To further complicate Arizona's dilemma, when the Department of Interior was considering the Nation's land-into-trust application, Arizona did not participate in this ex parte filing and had no way to formally do so. There was no public notification, no docket, no pleading schedule, and no hearing for interested parties. Opponents of the application who happened to be aware of the proceedings were able to submit arguments against the application by letter only, but they were not alerted when the Secretary filed amendments to its application. Thus, the statutory interpretation tools and facts of this case indicate that the ambiguity at issue in the “within the corporate limits” phrase was of the type that prevented Arizona from adequately protecting its state interests through the political process.
Third and lastly, the Secretary's interpretation here concerns the scope of its own authority to take this land into trust. While the Gila Bend Act clearly provides authority for the Secretary to take land into trust to create Indian reservations in certain locations, this grant of authority is based on significant limitations, including that such reservations not be created “within the corporate limits” of a city. The majority concedes that the Gila Bend Act is “ambiguous” regarding whether the “within the corporate limits” language was meant to authorize the Secretary's action of taking Parcel 2 into trust. Maj. Op. 894. As in Gregory, SWANCC, and Gonzales v. Oregon, courts should not defer to an agency's interpretation of an ambiguous grant of authority when the interpretation buts up against the limit of the agency's own authority. This is especially true where such an interpretation may also press the outer limits of Congress's authority under the Indian Commerce Clause. See United States v. Lara, 541 U.S. 193, 205, 124 S.Ct. 1628, 158 L.Ed.2d 420 (2004) (indicating that Congress could run up against “constitutional limits” if its Indian legislation “interfere[d] with the power or authority of any State”).

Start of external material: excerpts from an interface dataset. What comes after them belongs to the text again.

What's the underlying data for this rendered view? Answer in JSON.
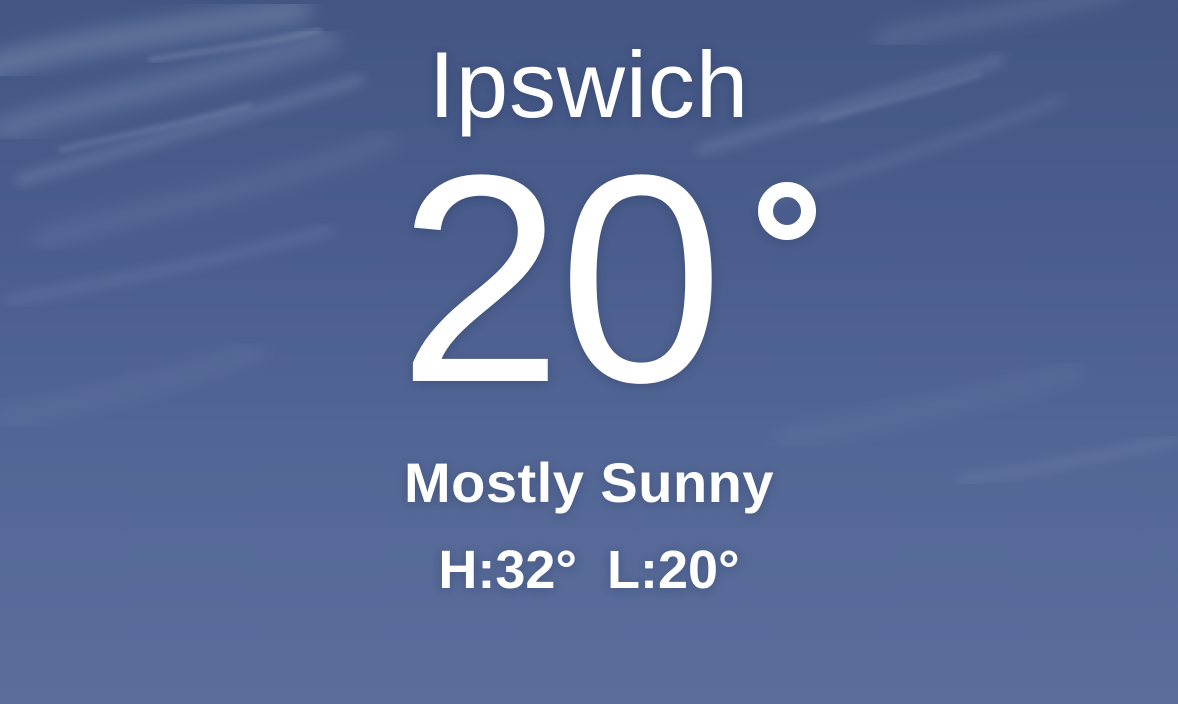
{
  "location": {
    "city": "Ipswich"
  },
  "current": {
    "temperature": "20",
    "degree_symbol": "°",
    "condition": "Mostly Sunny"
  },
  "forecast": {
    "high_label": "H:32°",
    "low_label": "L:20°"
  },
  "colors": {
    "sky_top": "#435683",
    "sky_bottom": "#5b6d9b",
    "text": "#ffffff"
  },
  "icons": {
    "degree": "degree-symbol"
  }
}
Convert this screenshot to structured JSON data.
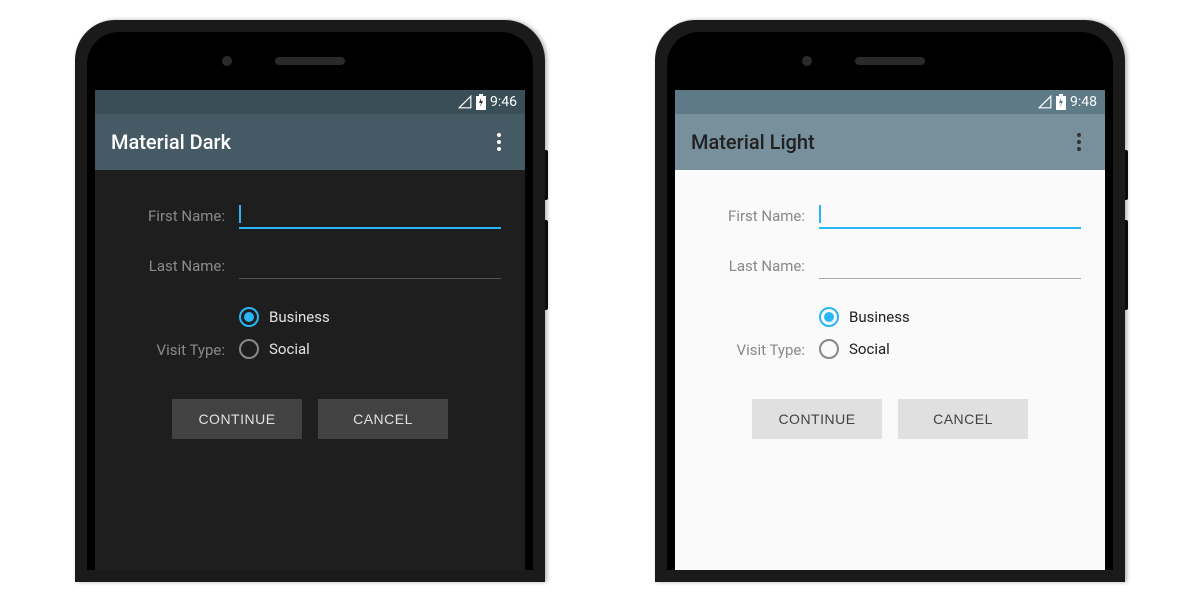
{
  "dark": {
    "statusbar": {
      "time": "9:46"
    },
    "appbar": {
      "title": "Material Dark"
    },
    "form": {
      "first_name_label": "First Name:",
      "first_name_value": "",
      "last_name_label": "Last Name:",
      "last_name_value": "",
      "visit_type_label": "Visit Type:",
      "radio_options": [
        {
          "label": "Business",
          "selected": true
        },
        {
          "label": "Social",
          "selected": false
        }
      ]
    },
    "buttons": {
      "continue": "CONTINUE",
      "cancel": "CANCEL"
    }
  },
  "light": {
    "statusbar": {
      "time": "9:48"
    },
    "appbar": {
      "title": "Material Light"
    },
    "form": {
      "first_name_label": "First Name:",
      "first_name_value": "",
      "last_name_label": "Last Name:",
      "last_name_value": "",
      "visit_type_label": "Visit Type:",
      "radio_options": [
        {
          "label": "Business",
          "selected": true
        },
        {
          "label": "Social",
          "selected": false
        }
      ]
    },
    "buttons": {
      "continue": "CONTINUE",
      "cancel": "CANCEL"
    }
  },
  "colors": {
    "accent": "#29b6f6"
  }
}
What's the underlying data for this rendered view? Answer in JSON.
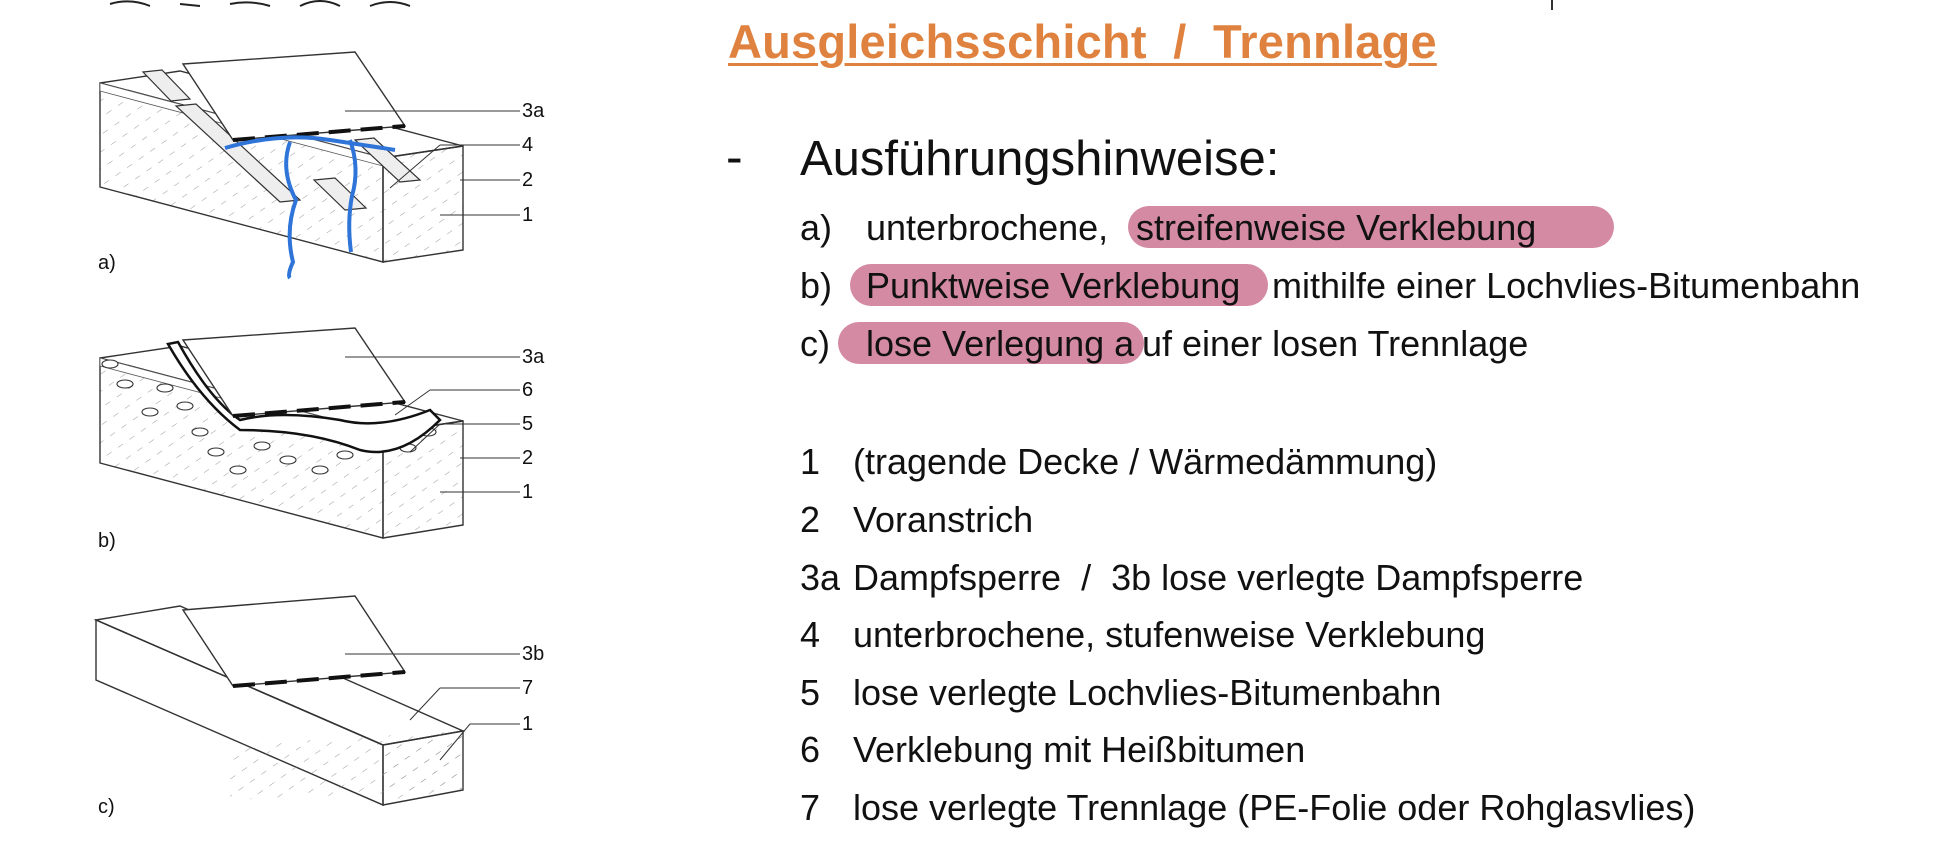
{
  "title": "Ausgleichsschicht  /  Trennlage",
  "section": {
    "bullet": "-",
    "heading": "Ausführungshinweise:"
  },
  "items": [
    {
      "letter": "a)",
      "pre": "unterbrochene,",
      "highlight": "streifenweise Verklebung",
      "post": ""
    },
    {
      "letter": "b)",
      "pre": "",
      "highlight": "Punktweise Verklebung",
      "post": "mithilfe einer Lochvlies-Bitumenbahn"
    },
    {
      "letter": "c)",
      "pre": "",
      "highlight": "lose Verlegung a",
      "post": "uf einer losen Trennlage"
    }
  ],
  "highlight_color": "#d48aa3",
  "title_color": "#e0823f",
  "legend": [
    {
      "num": "1",
      "text": "(tragende Decke / Wärmedämmung)"
    },
    {
      "num": "2",
      "text": "Voranstrich"
    },
    {
      "num": "3a",
      "text": "Dampfsperre  /  3b lose verlegte Dampfsperre"
    },
    {
      "num": "4",
      "text": "unterbrochene, stufenweise Verklebung"
    },
    {
      "num": "5",
      "text": "lose verlegte Lochvlies-Bitumenbahn"
    },
    {
      "num": "6",
      "text": "Verklebung mit Heißbitumen"
    },
    {
      "num": "7",
      "text": "lose verlegte Trennlage (PE-Folie oder Rohglasvlies)"
    }
  ],
  "figure": {
    "a": {
      "label": "a)",
      "callouts": [
        "3a",
        "4",
        "2",
        "1"
      ]
    },
    "b": {
      "label": "b)",
      "callouts": [
        "3a",
        "6",
        "5",
        "2",
        "1"
      ]
    },
    "c": {
      "label": "c)",
      "callouts": [
        "3b",
        "7",
        "1"
      ]
    },
    "annotation_color": "#2f74d8"
  }
}
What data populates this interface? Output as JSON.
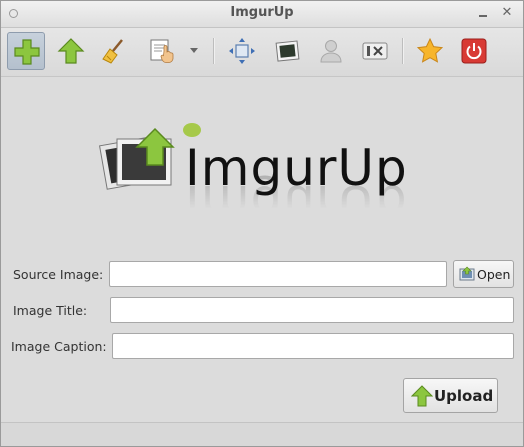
{
  "window": {
    "title": "ImgurUp"
  },
  "toolbar": {
    "items": [
      {
        "icon": "add-icon",
        "active": true
      },
      {
        "icon": "upload-arrow-icon"
      },
      {
        "icon": "broom-icon"
      },
      {
        "icon": "paste-icon"
      },
      {
        "icon": "dropdown-arrow-icon"
      },
      {
        "icon": "move-selection-icon"
      },
      {
        "icon": "image-frame-icon"
      },
      {
        "icon": "user-icon"
      },
      {
        "icon": "settings-tools-icon"
      },
      {
        "icon": "favorite-star-icon"
      },
      {
        "icon": "power-icon"
      }
    ]
  },
  "logo": {
    "text": "ImgurUp"
  },
  "form": {
    "source_label": "Source Image:",
    "source_value": "",
    "open_label": "Open",
    "title_label": "Image Title:",
    "title_value": "",
    "caption_label": "Image Caption:",
    "caption_value": "",
    "upload_label": "Upload"
  },
  "colors": {
    "accent_green": "#8bc34a",
    "power_red": "#d32f2f",
    "star_gold": "#f5a623"
  }
}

Therefore, even assuming the Gila Bend Act is ambiguous, ambiguity of this nature can only be interpreted in a State's favor. Though the majority is correct that this “case illustrates the nuances of our federalist system of government,” Maj. Op. 889, the majority misunderstands that Arizona's sovereign interests must prevail in this case, and this court is precluded from applying Chevron deference to the Secretary's interpretation. The majority's ruling to the contrary eviscerates the very political protections on which the Supreme Court relied when it decided in Garcia that States can protect their sovereign interests through the political process.
Because both the plain language of the Gila Bend Act and the canon of construction favoring a State's interests requiring an interpretation of “within the corporate limits” contrary to that of the Secretary, I must respectfully dissent.